A 50km round trip to work by car requires 320L of water – more than two months of drinking water for a single person. Travelling alone by car is the most water-intensive way to travel.
For train travel, the water use associated with transporting 175 people for 20km in an electric train would be equivalent to having 6cm of water on the floor of the train at arrival. This is equivalent to more than three years worth of drinking water for one person.
You can imagine trains filling up with water relatively quickly throughout the day.
While our study focused on Melbourne, the water intensity of transport modes is also likely to be significant in other cities of Australia and globally. This is because we need a significant amount of water for many manufacturing processes, water supply, electricity generation, fuel production and for other products and services. A study on the water requirements of road vehicles in Finland found similar water intensities for cars and supports this argument.

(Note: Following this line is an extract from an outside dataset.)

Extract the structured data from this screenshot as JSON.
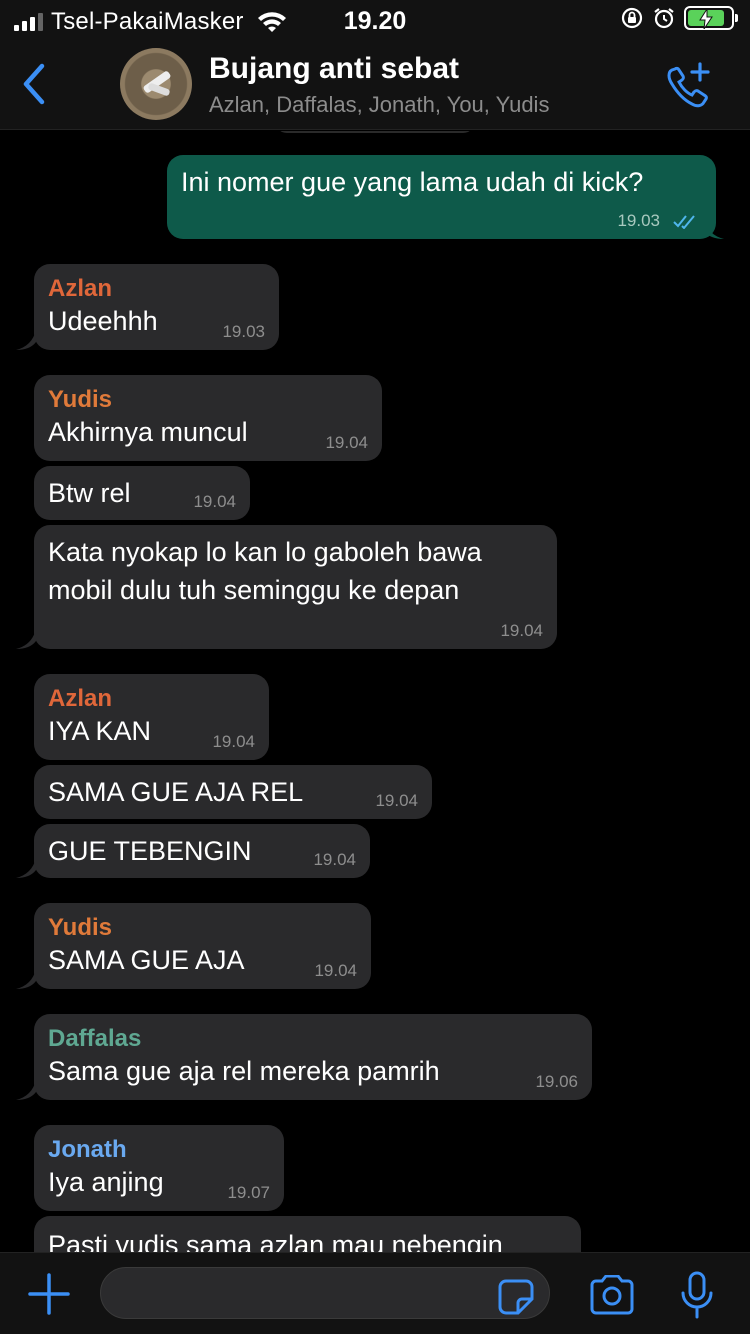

But it is important to highlight that there is uncertainty in the data. One of the most influential factors is the number of people per vehicle. This is typically very low for cars (around 1.2 people in Melbourne ) and relatively high for trains (around 55-66 per cent full).
This could be improved by car-pooling. We found that if five people travelled together in a car, cars become the most efficient mode of transport. Car-pooling is far from being used at its full potential, but the recent advent of ride-sharing companies can help change this.
However, cars are probably not the best solution as they lead to other negative impacts on the built environment. These include favouring low-density suburban sprawl, air pollution, threatening street life and requiring large costs for infrastructure and land-use.
If this is the case, how can we reduce the water requirements associated with our travel?
Reducing the water requirements associated with passenger transport is a shared responsibility for travellers and transport providers.
There are two main things you can do as a commuter.
First, ditch cars in favour of public transport, which uses less water and resources per person. If public transport isn’t available, make sure your car contains as many passengers as possible.
Second, walk or cycle more often. Both significantly reduce indirect requirements for water, energy use and greenhouse gas emissions.
It could be argued that with more physical activity comes greater need for water and food, which in turn requires huge amounts of water to produce. However, the health benefits of active transport and the resulting savings in public health schemes probably outweigh this additional demand. Some further research is needed to determine whether this is truly the case.
For public transport providers, it is critical to ensure that the entire supply chain is managed better. While water efficiency in administrative buildings is praiseworthy, the majority of the demand occurs further upstream in the supply chain. This can be accomplished through supply chain management. For example, providing incentives for subcontractors and partners to implement integrated water saving strategies.
It is clear that further research is needed to better understand and assess water use associated with transport. More cities and modes of transport need to be assessed to provide a more comprehensive understanding of water use. This will ultimately contribute to reducing our total use of water and help preserve the natural systems on which we depend.
André Stephan is a postdoctoral research fellow, and Robert Crawford a senior lecturer in construction and environmental assessment, at the University of Melbourne.
This article was originally published on The Conversation. Read the original article.This article is from the CityMetric archive: some formatting and images may not be present.